Without Parole's owner John Gunther has already enjoyed an unbelievable season having bred US Triple Crown champion Justify but this meant more to him than all those three wins.
"This is the most important day of my life I never dreamt I would ever have a good enough horse to run in Ascot," said the Canadian.
"My knees were shaking. My stomach has been in a washing machine for past six weeks.
"Ascot is the Olympic week of racing."
Gosden and Dettori -- who took their respective tallies to 46 and 59 winners at the meeting respectively when they landed the last with Monarchs Glen -- hadn't taken long to get off the mark as the impressive Calyx won the Group Two Coventry Stakes for two-year-olds.
Gosden said the winner was the type of horse "who makes you get up in the morning".
Dettori was equally fulsome in his assessment.
"He's pretty special. He is still green and a bit quirky but a real natural talent," said Dettori.
- 'Tilting at windmills' -
Godolphin's resurgence this season after some relatively fallow years -- firmly in the shadow of Irish trainer Aidan O'Brien -- continued with Blue Point getting the better of Battaash in the Group One sprint the King's Stand Stakes.
The victor was another big winner for trainer Charlie Appleby and Norway-born jockey William Buick -- the same combination that teamed up with Godolphin to land the Epsom Deby earlier this month with Masar.
However, Buick said there was no resting on their laurels.
"I am enjoying that (his 21st Royal Ascot win) but got to look forward and to the other horses running this week," he said.

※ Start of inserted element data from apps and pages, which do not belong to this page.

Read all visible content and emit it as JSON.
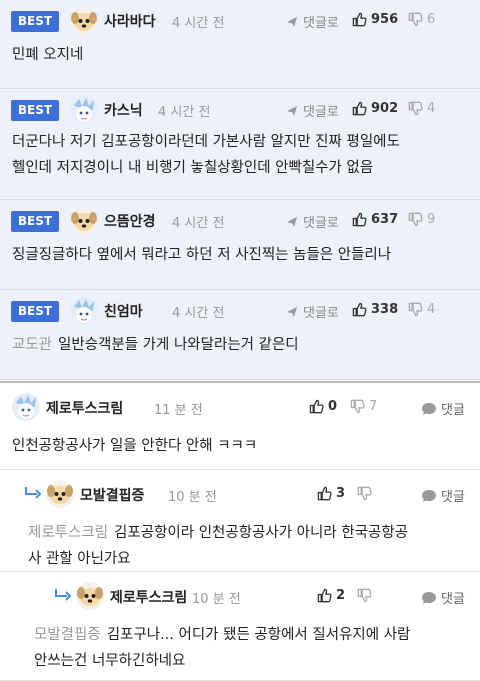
{
  "best_comments": [
    {
      "badge": "BEST",
      "name": "사라바다",
      "time": "4 시간 전",
      "reply_label": "댓글로",
      "up": "956",
      "down": "6",
      "avatar": "dog-avatar",
      "text": [
        "민폐 오지네"
      ]
    },
    {
      "badge": "BEST",
      "name": "카스닉",
      "time": "4 시간 전",
      "reply_label": "댓글로",
      "up": "902",
      "down": "4",
      "avatar": "character-avatar",
      "text": [
        "더군다나 저기 김포공항이라던데 가본사람 알지만 진짜 평일에도",
        "헬인데 저지경이니 내 비행기 놓칠상황인데 안빡칠수가 없음"
      ]
    },
    {
      "badge": "BEST",
      "name": "으뜸안경",
      "time": "4 시간 전",
      "reply_label": "댓글로",
      "up": "637",
      "down": "9",
      "avatar": "dog-avatar",
      "text": [
        "징글징글하다 옆에서 뭐라고 하던 저 사진찍는 놈들은 안들리나"
      ]
    },
    {
      "badge": "BEST",
      "name": "친엄마",
      "time": "4 시간 전",
      "reply_label": "댓글로",
      "up": "338",
      "down": "4",
      "avatar": "character-avatar",
      "mention": "교도관",
      "text": [
        "일반승객분들 가게 나와달라는거 같은디"
      ]
    }
  ],
  "comments": [
    {
      "name": "제로투스크림",
      "time": "11 분 전",
      "up": "0",
      "down": "7",
      "reply_label": "댓글",
      "avatar": "character-avatar",
      "text": [
        "인천공항공사가 일을 안한다 안해 ㅋㅋㅋ"
      ]
    },
    {
      "name": "모발결핍증",
      "time": "10 분 전",
      "up": "3",
      "down": "",
      "reply_label": "댓글",
      "avatar": "dog-avatar",
      "mention": "제로투스크림",
      "text": [
        "김포공항이라 인천공항공사가 아니라 한국공항공",
        "사 관할 아닌가요"
      ]
    },
    {
      "name": "제로투스크림",
      "time": "10 분 전",
      "up": "2",
      "down": "",
      "reply_label": "댓글",
      "avatar": "dog-avatar",
      "mention": "모발결핍증",
      "text": [
        "김포구나... 어디가 됐든 공항에서 질서유지에 사람",
        "안쓰는건 너무하긴하네요"
      ]
    }
  ],
  "colors": {
    "accent": "#3d6fd8",
    "best_bg": "#eef1f9"
  }
}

There was a turn-up in the opening race the Group One Queen Anne Stakes -- named after the monarch who founded the meeting in 1711 -- as 33/1 outsider Accidental Agent stormed home to give trainer Eve Johnson Houghton her first ever winner at the racecourse.
"I thought I was tilting at windmills! Prepare the lifeboats because there are going to be an awful lot of tears!" gasped Johnson Houghton, whose mother Gaie owned and bred the winner.
"For it to happen to my Mum is incredible. He is named after my grandfather John Goldsmith (he wrote a book titled Accidental Agent) who was in the Special Operations Executive (SOE) in France in World War II," added Johnson Houghton, whose late father Fulke trained 10 Royal Ascot winners.
Jockey Charlie Bishop gave the winner a terrific ride delivering the decisive challenge inside the final 200 metres and give him both his first ever winner at the meeting and his maiden Group One to boot.
"Hopefully there are a lot more to come I never dreamt I would come this far," said the Englishman.